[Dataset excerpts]
+---+

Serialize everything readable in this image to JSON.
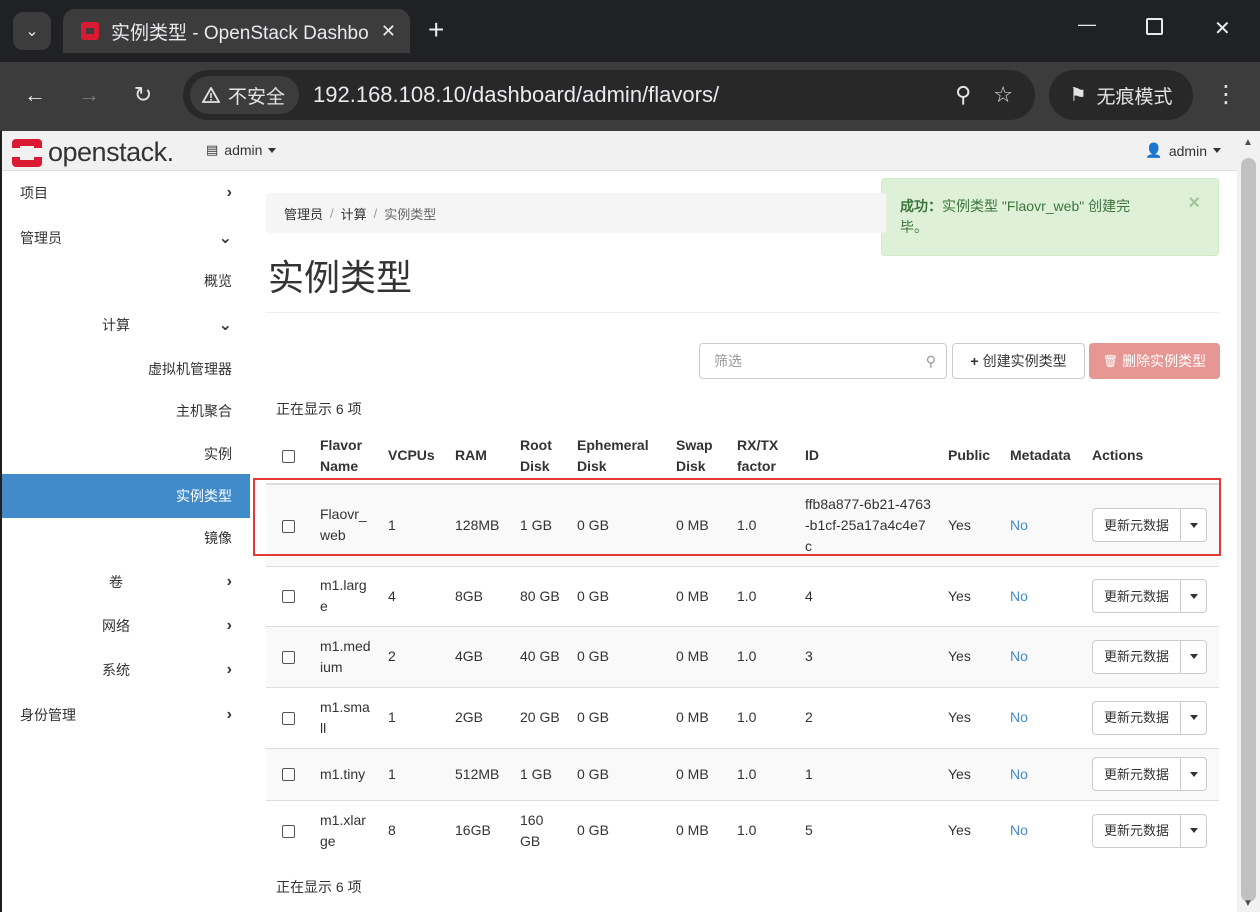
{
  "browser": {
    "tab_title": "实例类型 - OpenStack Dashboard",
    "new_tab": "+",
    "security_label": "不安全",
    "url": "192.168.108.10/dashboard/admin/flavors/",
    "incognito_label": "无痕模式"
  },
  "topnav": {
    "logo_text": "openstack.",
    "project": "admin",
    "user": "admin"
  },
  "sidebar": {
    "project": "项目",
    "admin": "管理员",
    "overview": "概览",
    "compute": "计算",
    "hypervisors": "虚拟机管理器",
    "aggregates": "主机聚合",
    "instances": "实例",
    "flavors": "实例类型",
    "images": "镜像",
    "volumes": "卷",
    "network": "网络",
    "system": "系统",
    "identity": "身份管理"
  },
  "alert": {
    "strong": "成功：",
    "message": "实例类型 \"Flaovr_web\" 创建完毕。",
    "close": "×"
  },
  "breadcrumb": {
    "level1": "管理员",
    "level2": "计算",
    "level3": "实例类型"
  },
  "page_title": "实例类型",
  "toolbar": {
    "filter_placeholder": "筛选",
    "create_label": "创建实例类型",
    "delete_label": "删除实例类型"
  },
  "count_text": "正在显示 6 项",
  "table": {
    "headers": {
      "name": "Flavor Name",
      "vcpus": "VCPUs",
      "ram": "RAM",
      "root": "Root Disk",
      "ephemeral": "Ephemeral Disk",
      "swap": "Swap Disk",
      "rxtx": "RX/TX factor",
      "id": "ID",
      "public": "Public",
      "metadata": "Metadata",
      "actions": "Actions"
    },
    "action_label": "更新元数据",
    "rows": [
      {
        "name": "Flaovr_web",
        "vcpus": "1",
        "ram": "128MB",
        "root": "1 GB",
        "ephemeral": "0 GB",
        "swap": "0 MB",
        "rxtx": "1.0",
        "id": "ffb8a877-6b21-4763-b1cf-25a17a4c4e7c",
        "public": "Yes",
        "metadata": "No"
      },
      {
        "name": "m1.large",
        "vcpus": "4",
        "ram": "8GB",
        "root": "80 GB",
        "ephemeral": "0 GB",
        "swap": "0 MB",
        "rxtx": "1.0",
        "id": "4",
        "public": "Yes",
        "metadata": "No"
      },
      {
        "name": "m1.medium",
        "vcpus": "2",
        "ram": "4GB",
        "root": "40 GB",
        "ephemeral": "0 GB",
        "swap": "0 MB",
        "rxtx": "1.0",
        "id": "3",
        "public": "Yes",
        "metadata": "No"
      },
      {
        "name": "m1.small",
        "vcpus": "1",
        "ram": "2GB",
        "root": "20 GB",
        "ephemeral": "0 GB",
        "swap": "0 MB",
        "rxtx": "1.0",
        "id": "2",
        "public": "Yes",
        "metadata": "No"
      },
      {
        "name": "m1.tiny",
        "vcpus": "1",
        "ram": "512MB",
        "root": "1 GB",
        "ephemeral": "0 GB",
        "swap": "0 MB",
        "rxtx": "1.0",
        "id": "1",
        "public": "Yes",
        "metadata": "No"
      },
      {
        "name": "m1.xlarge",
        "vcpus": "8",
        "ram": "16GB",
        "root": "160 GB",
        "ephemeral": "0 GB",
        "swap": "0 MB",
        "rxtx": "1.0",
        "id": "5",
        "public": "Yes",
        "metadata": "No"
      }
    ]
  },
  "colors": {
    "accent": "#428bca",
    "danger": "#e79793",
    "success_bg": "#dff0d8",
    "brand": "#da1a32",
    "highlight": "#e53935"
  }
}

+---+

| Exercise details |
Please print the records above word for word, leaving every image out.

| Your response |
Serialize everything readable in this image to JSON.
{
  "browser": {
    "tab_title": "实例类型 - OpenStack Dashboard",
    "new_tab": "+",
    "security_label": "不安全",
    "url": "192.168.108.10/dashboard/admin/flavors/",
    "incognito_label": "无痕模式"
  },
  "topnav": {
    "logo_text": "openstack.",
    "project": "admin",
    "user": "admin"
  },
  "sidebar": {
    "project": "项目",
    "admin": "管理员",
    "overview": "概览",
    "compute": "计算",
    "hypervisors": "虚拟机管理器",
    "aggregates": "主机聚合",
    "instances": "实例",
    "flavors": "实例类型",
    "images": "镜像",
    "volumes": "卷",
    "network": "网络",
    "system": "系统",
    "identity": "身份管理"
  },
  "alert": {
    "strong": "成功：",
    "message": "实例类型 \"Flaovr_web\" 创建完毕。",
    "close": "×"
  },
  "breadcrumb": {
    "level1": "管理员",
    "level2": "计算",
    "level3": "实例类型"
  },
  "page_title": "实例类型",
  "toolbar": {
    "filter_placeholder": "筛选",
    "create_label": "创建实例类型",
    "delete_label": "删除实例类型"
  },
  "count_text": "正在显示 6 项",
  "table": {
    "headers": {
      "name": "Flavor Name",
      "vcpus": "VCPUs",
      "ram": "RAM",
      "root": "Root Disk",
      "ephemeral": "Ephemeral Disk",
      "swap": "Swap Disk",
      "rxtx": "RX/TX factor",
      "id": "ID",
      "public": "Public",
      "metadata": "Metadata",
      "actions": "Actions"
    },
    "action_label": "更新元数据",
    "rows": [
      {
        "name": "Flaovr_web",
        "vcpus": "1",
        "ram": "128MB",
        "root": "1 GB",
        "ephemeral": "0 GB",
        "swap": "0 MB",
        "rxtx": "1.0",
        "id": "ffb8a877-6b21-4763-b1cf-25a17a4c4e7c",
        "public": "Yes",
        "metadata": "No"
      },
      {
        "name": "m1.large",
        "vcpus": "4",
        "ram": "8GB",
        "root": "80 GB",
        "ephemeral": "0 GB",
        "swap": "0 MB",
        "rxtx": "1.0",
        "id": "4",
        "public": "Yes",
        "metadata": "No"
      },
      {
        "name": "m1.medium",
        "vcpus": "2",
        "ram": "4GB",
        "root": "40 GB",
        "ephemeral": "0 GB",
        "swap": "0 MB",
        "rxtx": "1.0",
        "id": "3",
        "public": "Yes",
        "metadata": "No"
      },
      {
        "name": "m1.small",
        "vcpus": "1",
        "ram": "2GB",
        "root": "20 GB",
        "ephemeral": "0 GB",
        "swap": "0 MB",
        "rxtx": "1.0",
        "id": "2",
        "public": "Yes",
        "metadata": "No"
      },
      {
        "name": "m1.tiny",
        "vcpus": "1",
        "ram": "512MB",
        "root": "1 GB",
        "ephemeral": "0 GB",
        "swap": "0 MB",
        "rxtx": "1.0",
        "id": "1",
        "public": "Yes",
        "metadata": "No"
      },
      {
        "name": "m1.xlarge",
        "vcpus": "8",
        "ram": "16GB",
        "root": "160 GB",
        "ephemeral": "0 GB",
        "swap": "0 MB",
        "rxtx": "1.0",
        "id": "5",
        "public": "Yes",
        "metadata": "No"
      }
    ]
  },
  "colors": {
    "accent": "#428bca",
    "danger": "#e79793",
    "success_bg": "#dff0d8",
    "brand": "#da1a32",
    "highlight": "#e53935"
  }
}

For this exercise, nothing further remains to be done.